Click to enlarge
The irony about National retaining such a handy lead in the polls is that while the public seems to have decided it is time for a change, it is still not giving National a mandate for change. Public support for National remains conditional on National not straying far from the policy positions Labour has set in place.
Today’s subsidiary poll questions for instance, on (a) whether the country is on the right path and (b) the preferred Prime Minister showed the country to be very evenly split – with the satisfaction/dissatisfaction levels with the government and its leadership being nothing like the gap between the major parties. Hitherto, the change that the public seemed to want was Labour without Helen Clark – but even the polling on that point is now either pro-Clark, or falling within the margin of error.
Would National in government be prepared to be merely Labour Lite ? Probably not. If elected though, National will face something of a dilemma, one heightened if it needs to incorporate the Maori Party into its policy equations. It will either have to disappoint fervent supporters hoping for a free market millennium, or it will risk incurring the wrath of the wider public, for enacting radical changes that National never signaled before the election.
The latter of course is what happened in the US, after the 2000 election. As a candidate, George W. Bush had run as an economic moderate, strongly critical of US foreign policy that sought to install democracy elsewhere. The election result gave him no mandate for radical change, or even to govern at all – but he then proceeded to erase the surplus, enact massive tax cuts for the rich and invade Iraq… in order to install democracy. Its not a happy precedent.
The Roger Douglas theory of governance of course, is that you crash on through with your radical programme during the early, heady days immediately after the election – and convince the public about it later. That is no longer viable, and the public would rebel at a repeat. In 1990 for instance, the public thought it time for a change from a tired and unpopular government, and elected a National government in a landslide, and expected moderation from it.
They got another revolution instead – and took their revenge in 1993 by almost turning National into a one term government. Jim Bolger’s anguished ‘Bugger the pollsters!” comment was a recognition of just how thoroughly National had misled itself into thinking it could get off lightly with the deception. What we can expect from National this time is symbolic radicalism, amid business largely as usual.

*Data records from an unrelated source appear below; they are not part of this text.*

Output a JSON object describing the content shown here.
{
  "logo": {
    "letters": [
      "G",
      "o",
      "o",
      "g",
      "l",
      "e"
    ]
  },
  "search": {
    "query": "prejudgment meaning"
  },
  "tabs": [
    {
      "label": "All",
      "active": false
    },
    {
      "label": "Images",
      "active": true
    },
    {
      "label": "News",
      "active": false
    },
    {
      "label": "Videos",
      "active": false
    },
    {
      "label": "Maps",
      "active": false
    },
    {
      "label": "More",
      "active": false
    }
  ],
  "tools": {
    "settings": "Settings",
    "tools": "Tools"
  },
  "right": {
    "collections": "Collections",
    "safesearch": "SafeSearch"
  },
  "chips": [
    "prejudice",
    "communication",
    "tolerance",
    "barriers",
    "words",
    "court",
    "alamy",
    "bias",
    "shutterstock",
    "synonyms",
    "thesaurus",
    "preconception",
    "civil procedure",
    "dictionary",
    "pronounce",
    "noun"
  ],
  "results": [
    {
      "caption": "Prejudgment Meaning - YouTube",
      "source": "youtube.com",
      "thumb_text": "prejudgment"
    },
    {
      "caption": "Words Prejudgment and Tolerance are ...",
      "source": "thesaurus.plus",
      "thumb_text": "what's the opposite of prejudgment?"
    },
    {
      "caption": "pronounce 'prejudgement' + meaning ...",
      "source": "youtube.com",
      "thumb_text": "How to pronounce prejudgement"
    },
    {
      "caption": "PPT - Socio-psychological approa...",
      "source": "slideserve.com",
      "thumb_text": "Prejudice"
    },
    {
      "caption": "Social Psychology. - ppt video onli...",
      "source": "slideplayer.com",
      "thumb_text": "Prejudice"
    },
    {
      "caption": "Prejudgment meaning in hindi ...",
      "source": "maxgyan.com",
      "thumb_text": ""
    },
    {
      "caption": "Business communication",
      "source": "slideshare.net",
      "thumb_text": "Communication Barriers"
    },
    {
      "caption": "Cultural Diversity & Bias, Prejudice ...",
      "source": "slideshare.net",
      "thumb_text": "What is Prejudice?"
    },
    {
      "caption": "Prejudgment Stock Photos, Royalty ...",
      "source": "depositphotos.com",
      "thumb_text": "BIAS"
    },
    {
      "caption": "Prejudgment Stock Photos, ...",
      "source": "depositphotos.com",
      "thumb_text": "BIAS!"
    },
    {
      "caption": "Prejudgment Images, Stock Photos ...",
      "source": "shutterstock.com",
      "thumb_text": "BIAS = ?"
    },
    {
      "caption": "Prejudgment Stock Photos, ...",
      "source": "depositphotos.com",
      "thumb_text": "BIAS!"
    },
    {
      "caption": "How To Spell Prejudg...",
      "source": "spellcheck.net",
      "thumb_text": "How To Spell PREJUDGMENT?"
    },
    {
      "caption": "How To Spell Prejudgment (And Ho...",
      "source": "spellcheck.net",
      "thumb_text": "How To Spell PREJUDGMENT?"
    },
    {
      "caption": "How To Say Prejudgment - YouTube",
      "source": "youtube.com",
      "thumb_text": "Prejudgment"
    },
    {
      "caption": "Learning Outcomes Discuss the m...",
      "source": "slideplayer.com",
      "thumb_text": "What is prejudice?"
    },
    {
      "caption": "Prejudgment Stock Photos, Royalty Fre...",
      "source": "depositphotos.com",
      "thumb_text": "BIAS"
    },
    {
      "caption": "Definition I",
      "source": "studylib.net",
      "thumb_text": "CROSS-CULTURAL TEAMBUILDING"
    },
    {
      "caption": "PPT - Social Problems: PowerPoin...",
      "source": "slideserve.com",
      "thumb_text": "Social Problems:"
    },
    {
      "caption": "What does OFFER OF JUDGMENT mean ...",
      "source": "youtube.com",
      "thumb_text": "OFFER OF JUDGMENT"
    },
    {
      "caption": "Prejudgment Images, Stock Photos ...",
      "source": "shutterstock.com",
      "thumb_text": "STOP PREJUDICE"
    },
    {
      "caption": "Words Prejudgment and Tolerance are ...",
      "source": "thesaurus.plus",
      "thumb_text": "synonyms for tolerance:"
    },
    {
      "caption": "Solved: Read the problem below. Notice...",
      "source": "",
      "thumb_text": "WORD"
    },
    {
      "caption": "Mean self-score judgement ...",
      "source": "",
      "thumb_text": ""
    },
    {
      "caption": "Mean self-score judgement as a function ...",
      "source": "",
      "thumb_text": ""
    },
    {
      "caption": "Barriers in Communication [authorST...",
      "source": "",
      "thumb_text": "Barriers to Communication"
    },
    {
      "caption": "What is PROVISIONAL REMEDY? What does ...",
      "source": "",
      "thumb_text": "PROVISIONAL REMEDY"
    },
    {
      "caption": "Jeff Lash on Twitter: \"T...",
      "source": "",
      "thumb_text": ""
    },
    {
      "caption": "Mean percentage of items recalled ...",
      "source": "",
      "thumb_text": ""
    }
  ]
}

What do I mean by symbolic radicalism ? Key’s promise to re-return to a governance role the sacked DHB in Hawkes Bay in the name of democracy is a good example of the sort of grandstanding we can expect. Key’s stance over the DHB is pure Peters style populism, not based on any newfound respect for democracy. Because when National talks about amending the Resource Management Act, it is talking about scrapping the forms of local democracy – about who will have standing to challenge a development project – that it is now pretending to defend in Hawkes Bay, and is doing so even while the DHB issues involved are still before the courts.
Meanwhile, the 3News poll is indicating the Maori Party are shaping as kingmakers. Just as National is ready to govern without having much reason for governing, the Maori Party are enjoying their current sense of importance – but without being able to cite any winnable policy that could possibly justify a three year long alliance with National. Like Roger Douglas, are Tariana Turia and Pita Sharples hoping to crash on through – scrap the dole ! – and convince their supporters afterwards of the wisdom of their choice? Hardly, not when they are also pledged to consult with their supporters after the election, before making a final choice.
This current stance, that treats both major parties as necessary evils of equal magnitude, could easily backfire on Turia and Sharples. The Maori Party’s kingmaker role – however gratifying – must be making a lot of Maori voters nervous, and intent on voting Labour on the list just in case the Maori Party leadership isn’t bluffing about National. Sharples, mindful of that possibility, is now sending counter signals that he, personally, would prefer Labour. Clearly, National is not the only party right now that lacks a genuine mandate for the kind of changes that it harbours in its heart.
And what, finally, of Winston Peters and New Zealand First? It was always going to be hard for Peters in the year of a National Party resurgence, under leadership widely seen as moderate. NZF has always needed a doctrinaire National Party to give it a firm reason to exist.
In the Herald poll, NZF is rating barely over 2 %. In the 3News poll though, it is at 3.5%, with the MMP threshold in sight. If Key can’t be relied on to drive the centre-right swing vote back towards NZF, will this leave Labour voters facing a truly nightmare prospect? Should they now be girding their loins to vote tactically for New Zealand First, in order to get it over the 5 % threshold – as the best way of returning a Clark-led coalition to office? It may come down to that.